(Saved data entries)
--- --- ---

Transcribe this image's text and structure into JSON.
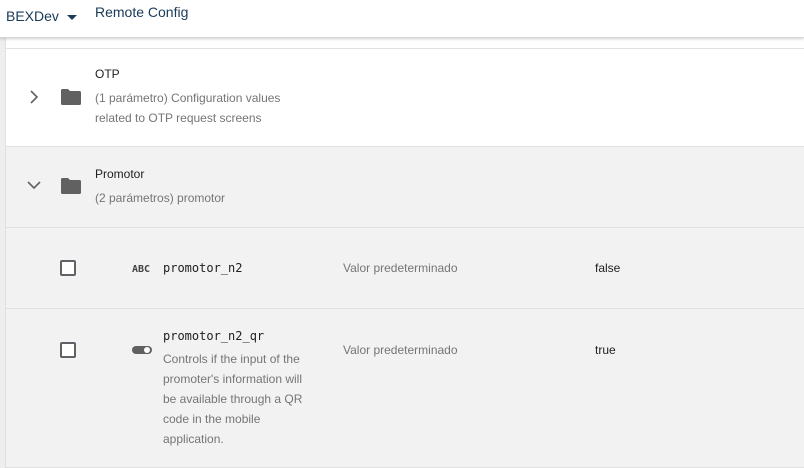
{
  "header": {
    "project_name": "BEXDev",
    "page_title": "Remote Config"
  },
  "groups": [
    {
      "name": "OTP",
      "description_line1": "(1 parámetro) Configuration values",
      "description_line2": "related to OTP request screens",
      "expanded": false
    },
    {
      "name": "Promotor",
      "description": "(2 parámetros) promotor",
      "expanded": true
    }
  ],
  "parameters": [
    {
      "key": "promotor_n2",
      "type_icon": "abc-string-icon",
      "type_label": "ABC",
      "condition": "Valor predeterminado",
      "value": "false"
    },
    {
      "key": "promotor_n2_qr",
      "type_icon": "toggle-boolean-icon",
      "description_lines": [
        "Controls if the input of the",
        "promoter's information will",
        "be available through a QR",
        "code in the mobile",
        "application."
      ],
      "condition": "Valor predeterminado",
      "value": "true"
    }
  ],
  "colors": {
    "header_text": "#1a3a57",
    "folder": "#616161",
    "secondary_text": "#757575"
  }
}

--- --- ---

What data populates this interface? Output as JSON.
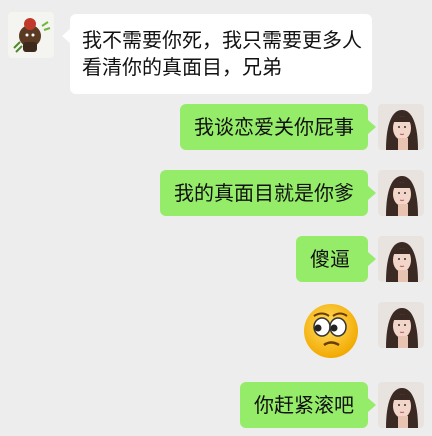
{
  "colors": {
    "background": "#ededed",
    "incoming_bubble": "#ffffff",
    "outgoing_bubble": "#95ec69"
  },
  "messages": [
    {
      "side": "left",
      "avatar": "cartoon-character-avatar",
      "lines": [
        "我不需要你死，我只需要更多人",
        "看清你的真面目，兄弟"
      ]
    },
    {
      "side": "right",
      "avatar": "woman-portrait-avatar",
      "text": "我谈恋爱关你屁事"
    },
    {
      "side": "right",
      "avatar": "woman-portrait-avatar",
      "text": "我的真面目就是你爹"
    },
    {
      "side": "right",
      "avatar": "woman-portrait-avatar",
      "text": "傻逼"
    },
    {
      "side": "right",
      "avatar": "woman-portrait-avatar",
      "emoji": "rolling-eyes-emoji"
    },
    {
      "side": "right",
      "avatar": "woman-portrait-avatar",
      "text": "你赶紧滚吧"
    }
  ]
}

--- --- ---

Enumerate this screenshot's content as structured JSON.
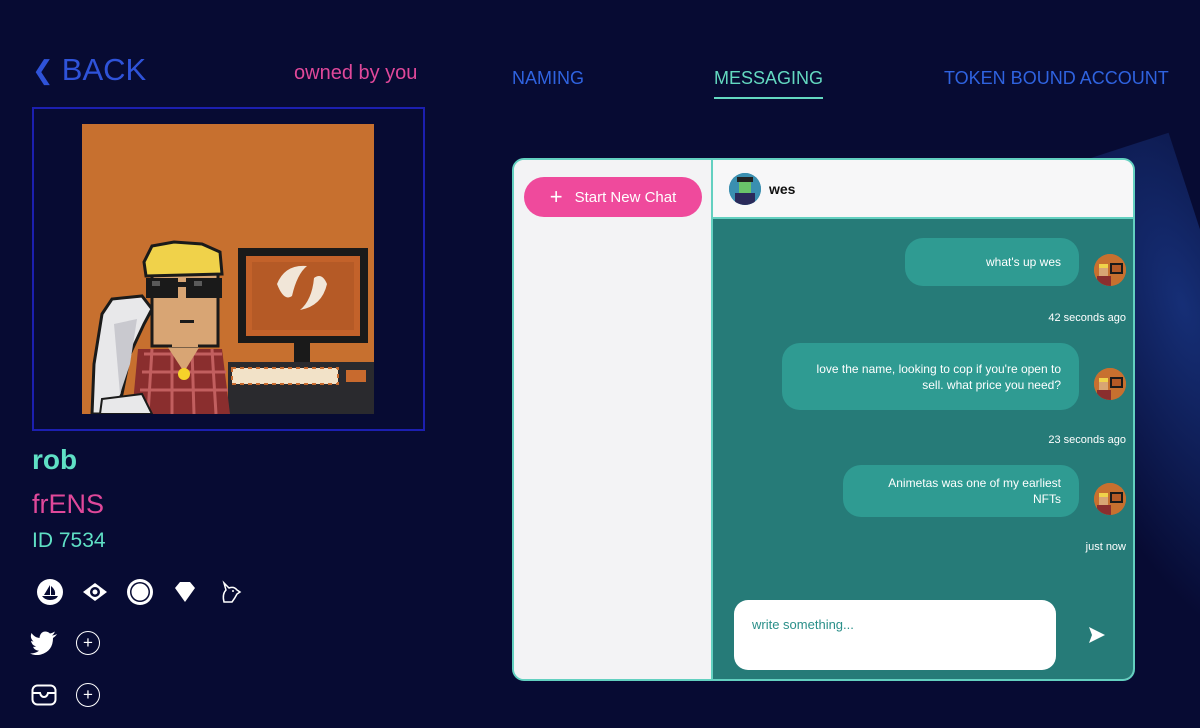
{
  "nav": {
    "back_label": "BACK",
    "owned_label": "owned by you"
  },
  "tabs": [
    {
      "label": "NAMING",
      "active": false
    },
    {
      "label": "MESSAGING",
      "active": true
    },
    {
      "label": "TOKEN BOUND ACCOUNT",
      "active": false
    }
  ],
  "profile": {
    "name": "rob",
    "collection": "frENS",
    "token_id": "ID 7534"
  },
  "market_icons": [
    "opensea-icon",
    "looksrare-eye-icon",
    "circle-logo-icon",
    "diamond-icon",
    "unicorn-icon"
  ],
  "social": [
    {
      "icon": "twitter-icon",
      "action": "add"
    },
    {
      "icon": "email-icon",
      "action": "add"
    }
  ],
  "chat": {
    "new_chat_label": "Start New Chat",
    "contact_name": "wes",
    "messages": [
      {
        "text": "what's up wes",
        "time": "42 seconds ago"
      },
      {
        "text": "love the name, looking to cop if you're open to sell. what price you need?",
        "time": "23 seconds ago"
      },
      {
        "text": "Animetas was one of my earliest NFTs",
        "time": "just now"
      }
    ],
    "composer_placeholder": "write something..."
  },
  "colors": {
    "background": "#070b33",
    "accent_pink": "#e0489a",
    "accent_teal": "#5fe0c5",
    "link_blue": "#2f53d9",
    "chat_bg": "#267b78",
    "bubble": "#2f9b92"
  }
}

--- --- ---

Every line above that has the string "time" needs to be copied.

• ANSWER TO THE EXERCISE:
        "time": "42 seconds ago"
        "time": "23 seconds ago"
        "time": "just now"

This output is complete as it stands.